A Lakefront Home That's Swimming in Warm Wood and Natural Light
One woman designed her interiors—and a booming business—around one thing she will never take for granted: light.
Lee Rhodes pays attention to windows. "I'm one of those people who walks into a house and moves toward the glass to look out," she says. For the 1930s Seattle home she shares with her husband, Peter Seligmann, "My goal was to keep it serene and uncluttered. This is a fairy-tale setting, and I felt if we weren't outside, we should at least direct our eyes there."
To that end, bare windows invite in sunlight. Warm wood floors and furnishings and a palette of grays, smoky blues, and soft whites reflect the views of the Lake Washington landscape. "All the soft rain and fog creates this cocoon of calm," Lee says. "It's a soft, kind light—nothing too jolting— and one thing is for certain, I'm drawn to beautiful light." In fact, she's made it her business.
At 32, Lee was diagnosed with cancer. Between her chemotherapy treatments and caring for her three small children, she had little time for contemplation. But one day she dropped a tea light into a colorful glass votive candleholder. "I just stood there watching the light flicker inside the glass. The color startled me into being still for a few moments, which was cathartic in a way I can't put into words." She started giving votive holders to others struggling through sickness or loss. "It was just a way to spread kindness."
That simple objective became Glassybaby. Her company makes glass votive holders in nearly every color imaginable (almost 500 to date) and pledges to donate 10 percent of revenue to people struggling to meet their basic needs and fight serious illnesses at the same time. "The fight for my life was intense," she says. "And I had the means to fight it. But I had made friends at my chemo treatments who often didn't come because they couldn't afford the transportation or pay for child care." To date, the company has given away more than $8 million.
Lee spreads the colorful glass creations across her property, on windowsills, coffee tables, even a waterfront dock. "I don't have a lot of stuff, but I do have a lot of Glassybabies. Every one casts beautiful light. And let's face it, a home can never have enough of that."
In the kitchen, Lee had a wall removed to create space for two peninsulas and recycled some of the original wood as a shelf in front of the window.

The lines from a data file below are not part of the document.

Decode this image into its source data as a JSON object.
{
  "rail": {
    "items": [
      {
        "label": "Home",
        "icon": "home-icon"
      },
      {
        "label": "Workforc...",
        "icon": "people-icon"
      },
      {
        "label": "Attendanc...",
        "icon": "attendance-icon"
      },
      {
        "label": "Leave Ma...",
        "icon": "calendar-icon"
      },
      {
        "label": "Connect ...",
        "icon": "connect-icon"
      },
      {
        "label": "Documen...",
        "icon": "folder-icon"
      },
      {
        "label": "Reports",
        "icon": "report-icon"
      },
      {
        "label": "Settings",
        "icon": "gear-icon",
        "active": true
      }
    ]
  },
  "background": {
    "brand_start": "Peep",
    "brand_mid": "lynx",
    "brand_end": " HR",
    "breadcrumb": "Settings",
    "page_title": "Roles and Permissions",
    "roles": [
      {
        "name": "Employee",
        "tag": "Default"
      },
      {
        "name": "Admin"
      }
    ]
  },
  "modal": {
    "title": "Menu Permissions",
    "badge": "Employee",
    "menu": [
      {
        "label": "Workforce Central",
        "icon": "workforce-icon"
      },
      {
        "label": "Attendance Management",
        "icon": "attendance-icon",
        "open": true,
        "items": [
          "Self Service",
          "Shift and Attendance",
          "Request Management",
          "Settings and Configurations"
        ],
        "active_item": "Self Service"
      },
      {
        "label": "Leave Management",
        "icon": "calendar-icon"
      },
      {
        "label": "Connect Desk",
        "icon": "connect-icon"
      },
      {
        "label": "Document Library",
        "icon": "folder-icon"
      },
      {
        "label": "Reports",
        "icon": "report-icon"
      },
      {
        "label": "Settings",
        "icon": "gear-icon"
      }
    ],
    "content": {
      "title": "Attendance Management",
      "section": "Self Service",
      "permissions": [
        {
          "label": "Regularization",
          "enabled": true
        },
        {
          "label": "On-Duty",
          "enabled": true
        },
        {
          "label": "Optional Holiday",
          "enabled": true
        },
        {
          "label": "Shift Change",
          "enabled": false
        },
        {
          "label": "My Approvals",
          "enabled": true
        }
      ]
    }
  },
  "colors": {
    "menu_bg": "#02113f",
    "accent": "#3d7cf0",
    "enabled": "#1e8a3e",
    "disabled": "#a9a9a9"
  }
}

Lee has had her Roy McMakin maple table for two decades. She surrounded it with ergonomic Varier chairs she bought on Amazon. "They're incredibly comfortable, plus they add an unexpected twist in the kitchen when pulled up to my old table," she says. The chairs are praised for their comfort and they help improve your posture.
In another stroke of creative reuse, Lee and Peter fashioned this pavilion out of cobblestones from an old pathway. "We can feed a crowd out here and often use the oven for pizza parties. It's a magical place in the evening, with all the little lights glowing." Several missing stones in the structure make natural coves to place more of her well-used lights.
A parade of Lee's votive holders leads the way to one of the couple's favorite perches on the property, a pair of Adirondack chairs overlooking the lake. "We may be in our parkas for much of the year, but we live out here. It's the most peaceful place I can imagine," she says.